[Website and app data records]
┏━━
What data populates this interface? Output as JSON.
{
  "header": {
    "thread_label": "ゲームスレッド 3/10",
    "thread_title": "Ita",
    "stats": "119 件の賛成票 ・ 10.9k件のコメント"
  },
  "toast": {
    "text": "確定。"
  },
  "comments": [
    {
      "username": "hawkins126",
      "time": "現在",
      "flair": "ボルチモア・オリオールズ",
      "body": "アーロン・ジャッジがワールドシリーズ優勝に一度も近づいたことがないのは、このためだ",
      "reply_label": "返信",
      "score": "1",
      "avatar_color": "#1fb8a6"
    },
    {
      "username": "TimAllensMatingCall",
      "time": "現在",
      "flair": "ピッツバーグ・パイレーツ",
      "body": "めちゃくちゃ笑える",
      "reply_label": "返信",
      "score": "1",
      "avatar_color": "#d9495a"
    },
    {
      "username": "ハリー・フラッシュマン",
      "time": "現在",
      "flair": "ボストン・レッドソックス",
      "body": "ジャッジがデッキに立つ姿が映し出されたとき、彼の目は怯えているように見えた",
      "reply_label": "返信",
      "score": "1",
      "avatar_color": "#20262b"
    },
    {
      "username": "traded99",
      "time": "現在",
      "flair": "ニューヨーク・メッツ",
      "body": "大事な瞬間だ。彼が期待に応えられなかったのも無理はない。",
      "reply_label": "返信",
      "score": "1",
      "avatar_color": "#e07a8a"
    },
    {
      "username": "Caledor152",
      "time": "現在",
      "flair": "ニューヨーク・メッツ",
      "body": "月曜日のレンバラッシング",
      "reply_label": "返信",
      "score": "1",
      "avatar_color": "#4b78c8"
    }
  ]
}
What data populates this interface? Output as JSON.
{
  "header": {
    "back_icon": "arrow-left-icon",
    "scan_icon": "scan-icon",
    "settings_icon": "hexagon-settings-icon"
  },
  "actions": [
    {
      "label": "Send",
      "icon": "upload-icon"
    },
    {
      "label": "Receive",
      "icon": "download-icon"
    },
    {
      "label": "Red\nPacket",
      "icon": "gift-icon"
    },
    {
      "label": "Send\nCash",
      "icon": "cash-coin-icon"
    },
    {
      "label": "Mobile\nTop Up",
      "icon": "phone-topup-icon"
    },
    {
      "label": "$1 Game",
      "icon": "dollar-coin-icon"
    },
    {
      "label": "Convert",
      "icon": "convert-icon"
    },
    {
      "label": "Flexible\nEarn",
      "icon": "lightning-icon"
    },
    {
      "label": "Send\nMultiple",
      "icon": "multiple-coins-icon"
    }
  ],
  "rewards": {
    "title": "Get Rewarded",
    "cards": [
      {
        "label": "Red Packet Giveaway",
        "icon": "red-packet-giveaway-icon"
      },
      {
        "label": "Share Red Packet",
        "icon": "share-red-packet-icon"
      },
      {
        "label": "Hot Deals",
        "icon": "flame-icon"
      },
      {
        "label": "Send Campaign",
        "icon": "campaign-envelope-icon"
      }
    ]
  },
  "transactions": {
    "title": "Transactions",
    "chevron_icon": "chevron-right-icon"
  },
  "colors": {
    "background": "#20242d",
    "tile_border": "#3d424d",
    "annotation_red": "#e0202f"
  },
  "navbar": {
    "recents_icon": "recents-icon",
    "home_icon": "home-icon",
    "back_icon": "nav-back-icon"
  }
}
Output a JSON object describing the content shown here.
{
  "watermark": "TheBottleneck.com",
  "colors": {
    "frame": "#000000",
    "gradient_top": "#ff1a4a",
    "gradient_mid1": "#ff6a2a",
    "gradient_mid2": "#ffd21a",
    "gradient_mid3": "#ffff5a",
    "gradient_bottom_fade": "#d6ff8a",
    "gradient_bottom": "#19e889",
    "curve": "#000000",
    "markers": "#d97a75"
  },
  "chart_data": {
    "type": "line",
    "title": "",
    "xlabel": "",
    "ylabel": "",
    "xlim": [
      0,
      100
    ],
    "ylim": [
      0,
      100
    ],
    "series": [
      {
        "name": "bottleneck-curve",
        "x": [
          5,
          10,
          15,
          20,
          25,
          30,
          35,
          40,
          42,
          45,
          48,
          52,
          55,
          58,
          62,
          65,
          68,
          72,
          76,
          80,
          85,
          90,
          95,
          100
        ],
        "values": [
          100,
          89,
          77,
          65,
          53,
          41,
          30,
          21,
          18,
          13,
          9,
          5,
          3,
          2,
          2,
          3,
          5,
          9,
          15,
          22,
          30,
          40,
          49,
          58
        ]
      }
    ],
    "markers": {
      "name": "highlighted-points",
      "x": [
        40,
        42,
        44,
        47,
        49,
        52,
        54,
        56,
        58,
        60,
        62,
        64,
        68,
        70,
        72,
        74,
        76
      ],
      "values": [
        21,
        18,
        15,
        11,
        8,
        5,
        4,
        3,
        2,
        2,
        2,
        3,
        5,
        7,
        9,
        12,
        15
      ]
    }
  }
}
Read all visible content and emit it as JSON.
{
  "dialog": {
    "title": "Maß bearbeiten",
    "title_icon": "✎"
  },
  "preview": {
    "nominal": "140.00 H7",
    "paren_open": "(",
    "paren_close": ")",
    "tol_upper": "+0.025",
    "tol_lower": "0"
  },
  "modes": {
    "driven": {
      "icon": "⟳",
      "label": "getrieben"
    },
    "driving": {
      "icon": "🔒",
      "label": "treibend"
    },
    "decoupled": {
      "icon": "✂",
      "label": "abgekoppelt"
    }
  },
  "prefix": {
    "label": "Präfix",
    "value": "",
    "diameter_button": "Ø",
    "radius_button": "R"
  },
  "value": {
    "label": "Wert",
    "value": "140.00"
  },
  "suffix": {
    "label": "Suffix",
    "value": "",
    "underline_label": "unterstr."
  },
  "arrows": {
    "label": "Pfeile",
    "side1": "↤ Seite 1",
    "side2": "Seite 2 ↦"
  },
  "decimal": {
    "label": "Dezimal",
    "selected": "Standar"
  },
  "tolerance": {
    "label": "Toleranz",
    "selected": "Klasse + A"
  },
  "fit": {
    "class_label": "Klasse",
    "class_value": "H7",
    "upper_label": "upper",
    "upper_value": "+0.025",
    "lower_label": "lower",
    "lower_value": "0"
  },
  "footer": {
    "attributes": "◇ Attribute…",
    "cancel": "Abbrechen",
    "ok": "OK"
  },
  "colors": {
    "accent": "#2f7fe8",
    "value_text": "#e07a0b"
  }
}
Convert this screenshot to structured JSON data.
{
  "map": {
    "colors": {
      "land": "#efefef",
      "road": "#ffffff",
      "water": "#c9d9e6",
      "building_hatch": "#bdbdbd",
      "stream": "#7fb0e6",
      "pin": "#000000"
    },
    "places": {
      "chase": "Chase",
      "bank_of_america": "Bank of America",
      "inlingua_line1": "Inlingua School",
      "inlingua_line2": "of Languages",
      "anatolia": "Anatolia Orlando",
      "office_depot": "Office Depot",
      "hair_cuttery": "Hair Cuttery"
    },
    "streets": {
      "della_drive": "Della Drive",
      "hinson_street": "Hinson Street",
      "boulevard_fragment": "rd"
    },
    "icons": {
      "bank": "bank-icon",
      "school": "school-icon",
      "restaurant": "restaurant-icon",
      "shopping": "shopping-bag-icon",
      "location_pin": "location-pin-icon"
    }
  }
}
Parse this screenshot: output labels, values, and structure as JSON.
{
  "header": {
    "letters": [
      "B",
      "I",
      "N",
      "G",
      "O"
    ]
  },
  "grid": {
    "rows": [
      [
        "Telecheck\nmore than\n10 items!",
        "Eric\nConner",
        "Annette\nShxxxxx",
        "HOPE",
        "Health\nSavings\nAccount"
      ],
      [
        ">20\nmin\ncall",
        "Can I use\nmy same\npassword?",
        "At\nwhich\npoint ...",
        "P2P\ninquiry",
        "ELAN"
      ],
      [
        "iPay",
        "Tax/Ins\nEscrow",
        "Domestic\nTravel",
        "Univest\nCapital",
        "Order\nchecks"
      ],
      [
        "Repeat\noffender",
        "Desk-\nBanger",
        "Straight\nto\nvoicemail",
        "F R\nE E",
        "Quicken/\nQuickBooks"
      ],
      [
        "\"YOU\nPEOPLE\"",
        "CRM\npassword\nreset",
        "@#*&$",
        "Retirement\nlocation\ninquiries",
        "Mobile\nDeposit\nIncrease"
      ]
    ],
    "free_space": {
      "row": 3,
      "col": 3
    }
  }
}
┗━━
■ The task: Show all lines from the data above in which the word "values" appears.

■ Exercise response:
        "values": [
      "values": [
Parse this screenshot: output labels, values, and structure as JSON.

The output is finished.